WHAT YOU HAVE TO DO: Print every record exactly, with nothing added or left out.

EXTRACTED ENTRIES:
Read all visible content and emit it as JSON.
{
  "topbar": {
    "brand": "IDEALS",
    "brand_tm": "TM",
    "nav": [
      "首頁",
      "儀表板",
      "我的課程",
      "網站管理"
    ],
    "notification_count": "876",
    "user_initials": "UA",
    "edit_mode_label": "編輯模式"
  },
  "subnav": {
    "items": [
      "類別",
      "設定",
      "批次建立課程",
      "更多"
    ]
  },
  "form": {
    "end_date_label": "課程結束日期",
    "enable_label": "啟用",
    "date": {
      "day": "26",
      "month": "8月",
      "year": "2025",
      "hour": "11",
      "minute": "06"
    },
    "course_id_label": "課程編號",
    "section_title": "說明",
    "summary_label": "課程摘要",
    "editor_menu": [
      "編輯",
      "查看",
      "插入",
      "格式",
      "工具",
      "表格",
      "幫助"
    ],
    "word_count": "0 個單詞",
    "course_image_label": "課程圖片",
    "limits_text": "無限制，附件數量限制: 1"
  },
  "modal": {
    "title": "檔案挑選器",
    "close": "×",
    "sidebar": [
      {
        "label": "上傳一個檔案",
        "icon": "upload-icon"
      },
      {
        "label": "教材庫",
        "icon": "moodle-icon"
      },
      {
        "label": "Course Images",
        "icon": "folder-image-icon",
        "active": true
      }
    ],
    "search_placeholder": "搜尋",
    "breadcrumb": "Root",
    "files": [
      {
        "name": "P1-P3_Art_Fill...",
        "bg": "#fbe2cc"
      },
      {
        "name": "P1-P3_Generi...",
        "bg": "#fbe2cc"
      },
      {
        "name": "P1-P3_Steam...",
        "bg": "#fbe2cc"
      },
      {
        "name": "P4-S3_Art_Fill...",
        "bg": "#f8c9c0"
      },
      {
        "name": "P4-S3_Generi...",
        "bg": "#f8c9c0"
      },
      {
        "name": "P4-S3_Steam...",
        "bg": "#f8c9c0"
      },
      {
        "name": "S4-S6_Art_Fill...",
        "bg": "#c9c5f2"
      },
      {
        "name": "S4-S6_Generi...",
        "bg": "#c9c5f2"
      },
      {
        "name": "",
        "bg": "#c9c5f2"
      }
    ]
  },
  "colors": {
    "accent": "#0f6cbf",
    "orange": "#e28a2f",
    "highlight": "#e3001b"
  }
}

RESPONSE BELOW:
Read all visible content and emit it as JSON.
{
  "topbar": {
    "brand": "IDEALS",
    "brand_tm": "TM",
    "nav": [
      "首頁",
      "儀表板",
      "我的課程",
      "網站管理"
    ],
    "notification_count": "876",
    "user_initials": "UA",
    "edit_mode_label": "編輯模式"
  },
  "subnav": {
    "items": [
      "類別",
      "設定",
      "批次建立課程",
      "更多"
    ]
  },
  "form": {
    "end_date_label": "課程結束日期",
    "enable_label": "啟用",
    "date": {
      "day": "26",
      "month": "8月",
      "year": "2025",
      "hour": "11",
      "minute": "06"
    },
    "course_id_label": "課程編號",
    "section_title": "說明",
    "summary_label": "課程摘要",
    "editor_menu": [
      "編輯",
      "查看",
      "插入",
      "格式",
      "工具",
      "表格",
      "幫助"
    ],
    "word_count": "0 個單詞",
    "course_image_label": "課程圖片",
    "limits_text": "無限制，附件數量限制: 1"
  },
  "modal": {
    "title": "檔案挑選器",
    "close": "×",
    "sidebar": [
      {
        "label": "上傳一個檔案",
        "icon": "upload-icon"
      },
      {
        "label": "教材庫",
        "icon": "moodle-icon"
      },
      {
        "label": "Course Images",
        "icon": "folder-image-icon",
        "active": true
      }
    ],
    "search_placeholder": "搜尋",
    "breadcrumb": "Root",
    "files": [
      {
        "name": "P1-P3_Art_Fill...",
        "bg": "#fbe2cc"
      },
      {
        "name": "P1-P3_Generi...",
        "bg": "#fbe2cc"
      },
      {
        "name": "P1-P3_Steam...",
        "bg": "#fbe2cc"
      },
      {
        "name": "P4-S3_Art_Fill...",
        "bg": "#f8c9c0"
      },
      {
        "name": "P4-S3_Generi...",
        "bg": "#f8c9c0"
      },
      {
        "name": "P4-S3_Steam...",
        "bg": "#f8c9c0"
      },
      {
        "name": "S4-S6_Art_Fill...",
        "bg": "#c9c5f2"
      },
      {
        "name": "S4-S6_Generi...",
        "bg": "#c9c5f2"
      },
      {
        "name": "",
        "bg": "#c9c5f2"
      }
    ]
  },
  "colors": {
    "accent": "#0f6cbf",
    "orange": "#e28a2f",
    "highlight": "#e3001b"
  }
}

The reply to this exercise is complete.